=== Begin Enclosure ===

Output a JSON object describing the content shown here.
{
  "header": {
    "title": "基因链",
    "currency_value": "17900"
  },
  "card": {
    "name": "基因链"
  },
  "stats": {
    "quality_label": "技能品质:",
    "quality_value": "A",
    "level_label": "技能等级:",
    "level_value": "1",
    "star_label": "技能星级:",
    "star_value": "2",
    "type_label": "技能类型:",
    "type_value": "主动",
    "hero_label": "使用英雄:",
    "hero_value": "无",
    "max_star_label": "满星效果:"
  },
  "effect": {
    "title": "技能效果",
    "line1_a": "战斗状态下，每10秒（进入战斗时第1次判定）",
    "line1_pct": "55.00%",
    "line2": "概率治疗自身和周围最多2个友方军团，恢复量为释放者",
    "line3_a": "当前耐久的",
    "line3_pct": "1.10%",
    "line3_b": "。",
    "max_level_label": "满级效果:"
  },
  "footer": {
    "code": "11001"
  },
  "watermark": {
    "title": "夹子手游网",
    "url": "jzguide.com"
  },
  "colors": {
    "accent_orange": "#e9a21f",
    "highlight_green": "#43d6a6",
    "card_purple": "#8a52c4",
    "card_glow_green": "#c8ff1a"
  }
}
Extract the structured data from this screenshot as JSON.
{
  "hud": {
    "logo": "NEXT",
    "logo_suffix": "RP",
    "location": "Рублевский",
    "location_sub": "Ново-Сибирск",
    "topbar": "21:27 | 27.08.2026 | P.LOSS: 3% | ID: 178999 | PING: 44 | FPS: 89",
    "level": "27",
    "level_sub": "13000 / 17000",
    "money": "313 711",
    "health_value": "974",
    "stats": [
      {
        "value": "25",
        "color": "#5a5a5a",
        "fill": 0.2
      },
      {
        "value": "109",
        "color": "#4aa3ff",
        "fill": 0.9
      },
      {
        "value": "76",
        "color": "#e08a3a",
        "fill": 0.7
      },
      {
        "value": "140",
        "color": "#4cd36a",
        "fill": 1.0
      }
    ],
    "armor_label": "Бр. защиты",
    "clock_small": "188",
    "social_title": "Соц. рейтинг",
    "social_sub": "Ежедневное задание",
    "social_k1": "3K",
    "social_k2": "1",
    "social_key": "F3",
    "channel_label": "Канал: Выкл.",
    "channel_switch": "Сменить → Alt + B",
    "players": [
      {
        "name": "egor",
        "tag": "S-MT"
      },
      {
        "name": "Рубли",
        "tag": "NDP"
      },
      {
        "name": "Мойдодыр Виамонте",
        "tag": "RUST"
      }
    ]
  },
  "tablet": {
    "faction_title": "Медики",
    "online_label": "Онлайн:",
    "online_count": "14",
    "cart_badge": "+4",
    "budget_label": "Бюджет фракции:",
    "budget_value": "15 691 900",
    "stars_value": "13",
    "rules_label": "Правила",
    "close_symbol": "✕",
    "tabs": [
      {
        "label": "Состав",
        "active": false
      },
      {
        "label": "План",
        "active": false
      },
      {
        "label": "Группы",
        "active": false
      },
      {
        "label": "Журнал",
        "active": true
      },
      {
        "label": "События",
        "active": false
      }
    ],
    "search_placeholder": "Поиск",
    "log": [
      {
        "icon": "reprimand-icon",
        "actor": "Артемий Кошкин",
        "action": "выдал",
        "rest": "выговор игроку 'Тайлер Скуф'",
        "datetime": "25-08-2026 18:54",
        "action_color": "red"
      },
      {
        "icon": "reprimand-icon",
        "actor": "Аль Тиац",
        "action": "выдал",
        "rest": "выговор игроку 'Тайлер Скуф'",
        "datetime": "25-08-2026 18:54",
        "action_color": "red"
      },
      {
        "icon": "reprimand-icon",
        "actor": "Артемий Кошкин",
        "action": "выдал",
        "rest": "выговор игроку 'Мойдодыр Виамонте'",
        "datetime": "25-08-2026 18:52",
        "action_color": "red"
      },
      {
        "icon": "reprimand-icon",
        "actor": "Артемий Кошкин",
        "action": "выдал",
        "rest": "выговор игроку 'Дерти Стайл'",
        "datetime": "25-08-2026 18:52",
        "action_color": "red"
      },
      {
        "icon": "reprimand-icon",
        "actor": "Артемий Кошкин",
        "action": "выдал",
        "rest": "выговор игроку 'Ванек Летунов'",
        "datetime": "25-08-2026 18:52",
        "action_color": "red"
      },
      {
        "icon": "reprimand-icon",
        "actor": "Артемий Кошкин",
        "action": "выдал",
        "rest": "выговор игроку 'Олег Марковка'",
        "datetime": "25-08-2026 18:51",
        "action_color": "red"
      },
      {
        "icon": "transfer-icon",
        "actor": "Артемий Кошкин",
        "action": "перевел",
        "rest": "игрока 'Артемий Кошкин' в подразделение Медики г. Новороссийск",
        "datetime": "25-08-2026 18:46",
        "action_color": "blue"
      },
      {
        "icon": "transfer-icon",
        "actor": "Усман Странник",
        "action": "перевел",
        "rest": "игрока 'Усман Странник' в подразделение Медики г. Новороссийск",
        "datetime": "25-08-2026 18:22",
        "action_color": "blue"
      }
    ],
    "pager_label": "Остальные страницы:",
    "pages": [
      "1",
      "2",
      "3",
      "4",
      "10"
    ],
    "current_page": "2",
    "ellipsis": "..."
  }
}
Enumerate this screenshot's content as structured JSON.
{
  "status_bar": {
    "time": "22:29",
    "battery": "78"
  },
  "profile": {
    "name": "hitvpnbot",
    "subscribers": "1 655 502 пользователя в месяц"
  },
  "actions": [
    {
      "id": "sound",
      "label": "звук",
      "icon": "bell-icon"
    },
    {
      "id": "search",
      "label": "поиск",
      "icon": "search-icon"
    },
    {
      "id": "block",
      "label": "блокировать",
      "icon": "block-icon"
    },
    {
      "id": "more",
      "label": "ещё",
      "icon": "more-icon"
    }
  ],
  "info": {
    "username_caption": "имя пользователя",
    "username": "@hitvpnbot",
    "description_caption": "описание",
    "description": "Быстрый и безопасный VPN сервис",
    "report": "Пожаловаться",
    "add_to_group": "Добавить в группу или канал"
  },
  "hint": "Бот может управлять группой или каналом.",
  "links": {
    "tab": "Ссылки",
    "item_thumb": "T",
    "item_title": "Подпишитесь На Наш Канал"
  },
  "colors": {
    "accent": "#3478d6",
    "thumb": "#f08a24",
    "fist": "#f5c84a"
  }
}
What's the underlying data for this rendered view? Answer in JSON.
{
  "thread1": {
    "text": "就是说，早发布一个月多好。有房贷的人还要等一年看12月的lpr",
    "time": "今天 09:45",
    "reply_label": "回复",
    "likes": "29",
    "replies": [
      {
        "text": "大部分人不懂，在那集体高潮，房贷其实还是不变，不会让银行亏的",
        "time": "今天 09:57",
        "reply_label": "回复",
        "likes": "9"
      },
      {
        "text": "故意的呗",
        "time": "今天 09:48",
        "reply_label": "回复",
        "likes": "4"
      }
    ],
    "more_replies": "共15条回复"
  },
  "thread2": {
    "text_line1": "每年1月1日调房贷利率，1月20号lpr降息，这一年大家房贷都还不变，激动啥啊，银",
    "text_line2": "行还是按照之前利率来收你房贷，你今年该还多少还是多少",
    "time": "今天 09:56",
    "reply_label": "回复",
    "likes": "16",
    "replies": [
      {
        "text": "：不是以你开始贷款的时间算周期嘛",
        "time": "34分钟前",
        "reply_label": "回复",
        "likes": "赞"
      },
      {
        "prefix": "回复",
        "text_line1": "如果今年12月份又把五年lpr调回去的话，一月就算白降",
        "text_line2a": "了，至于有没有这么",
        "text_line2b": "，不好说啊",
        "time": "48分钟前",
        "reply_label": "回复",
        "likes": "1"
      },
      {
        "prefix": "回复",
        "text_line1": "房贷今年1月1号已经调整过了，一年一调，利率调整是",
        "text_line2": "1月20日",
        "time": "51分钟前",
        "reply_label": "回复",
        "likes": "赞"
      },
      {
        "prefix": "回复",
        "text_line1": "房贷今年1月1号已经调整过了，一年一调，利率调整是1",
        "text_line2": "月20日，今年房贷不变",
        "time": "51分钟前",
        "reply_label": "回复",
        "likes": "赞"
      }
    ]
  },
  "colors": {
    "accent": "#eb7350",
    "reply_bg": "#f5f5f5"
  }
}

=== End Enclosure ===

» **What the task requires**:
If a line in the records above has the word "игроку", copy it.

» **Answer to this task**:
        "rest": "выговор игроку 'Тайлер Скуф'",
        "rest": "выговор игроку 'Тайлер Скуф'",
        "rest": "выговор игроку 'Мойдодыр Виамонте'",
        "rest": "выговор игроку 'Дерти Стайл'",
        "rest": "выговор игроку 'Ванек Летунов'",
        "rest": "выговор игроку 'Олег Марковка'",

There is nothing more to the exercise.